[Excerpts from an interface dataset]
Segment Open

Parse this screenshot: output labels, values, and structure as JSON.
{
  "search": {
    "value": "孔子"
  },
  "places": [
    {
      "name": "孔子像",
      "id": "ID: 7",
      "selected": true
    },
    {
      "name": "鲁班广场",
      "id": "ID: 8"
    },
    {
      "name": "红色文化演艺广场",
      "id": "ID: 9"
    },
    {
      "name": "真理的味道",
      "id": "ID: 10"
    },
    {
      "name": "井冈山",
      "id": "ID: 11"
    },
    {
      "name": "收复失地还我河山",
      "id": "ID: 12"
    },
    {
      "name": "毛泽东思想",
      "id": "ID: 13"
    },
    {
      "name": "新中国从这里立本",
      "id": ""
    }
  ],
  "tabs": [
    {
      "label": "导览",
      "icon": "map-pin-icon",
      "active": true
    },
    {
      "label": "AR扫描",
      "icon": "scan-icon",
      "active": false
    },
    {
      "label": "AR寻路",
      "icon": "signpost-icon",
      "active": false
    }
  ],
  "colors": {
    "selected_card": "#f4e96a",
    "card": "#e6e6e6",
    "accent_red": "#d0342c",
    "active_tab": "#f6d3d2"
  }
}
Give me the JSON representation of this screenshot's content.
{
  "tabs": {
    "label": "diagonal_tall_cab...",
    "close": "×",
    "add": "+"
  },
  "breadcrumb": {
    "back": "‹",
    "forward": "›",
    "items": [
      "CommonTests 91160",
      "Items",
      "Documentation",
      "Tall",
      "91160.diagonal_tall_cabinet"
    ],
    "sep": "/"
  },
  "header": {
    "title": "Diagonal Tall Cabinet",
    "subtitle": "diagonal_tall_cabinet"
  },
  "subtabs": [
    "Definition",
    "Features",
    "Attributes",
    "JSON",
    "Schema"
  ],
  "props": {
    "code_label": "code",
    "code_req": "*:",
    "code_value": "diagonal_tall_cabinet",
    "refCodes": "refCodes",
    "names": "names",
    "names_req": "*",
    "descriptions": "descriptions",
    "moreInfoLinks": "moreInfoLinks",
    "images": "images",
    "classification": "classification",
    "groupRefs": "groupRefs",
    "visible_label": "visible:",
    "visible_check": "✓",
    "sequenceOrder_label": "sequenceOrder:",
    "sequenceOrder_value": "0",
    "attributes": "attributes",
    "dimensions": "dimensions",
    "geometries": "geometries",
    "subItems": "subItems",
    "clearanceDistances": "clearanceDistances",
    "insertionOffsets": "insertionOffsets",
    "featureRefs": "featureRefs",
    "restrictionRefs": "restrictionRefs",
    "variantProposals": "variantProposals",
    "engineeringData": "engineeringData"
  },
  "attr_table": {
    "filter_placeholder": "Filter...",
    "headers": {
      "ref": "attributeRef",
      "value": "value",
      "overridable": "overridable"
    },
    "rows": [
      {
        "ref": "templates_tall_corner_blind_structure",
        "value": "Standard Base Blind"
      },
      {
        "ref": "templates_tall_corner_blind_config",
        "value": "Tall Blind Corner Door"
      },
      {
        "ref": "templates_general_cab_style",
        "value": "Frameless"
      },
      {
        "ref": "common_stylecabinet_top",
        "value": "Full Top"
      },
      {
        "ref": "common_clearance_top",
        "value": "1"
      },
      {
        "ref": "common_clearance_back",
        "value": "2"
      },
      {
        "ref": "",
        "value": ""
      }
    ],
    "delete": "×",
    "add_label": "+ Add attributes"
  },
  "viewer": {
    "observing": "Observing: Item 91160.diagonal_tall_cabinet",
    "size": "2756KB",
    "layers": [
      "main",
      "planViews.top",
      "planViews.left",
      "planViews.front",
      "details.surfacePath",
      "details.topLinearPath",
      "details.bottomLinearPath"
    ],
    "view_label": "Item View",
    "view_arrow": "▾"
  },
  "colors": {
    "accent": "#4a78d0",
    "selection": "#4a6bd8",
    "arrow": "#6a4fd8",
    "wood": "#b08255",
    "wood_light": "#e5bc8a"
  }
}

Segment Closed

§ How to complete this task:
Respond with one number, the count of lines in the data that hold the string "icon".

§ Answer to this problem:
3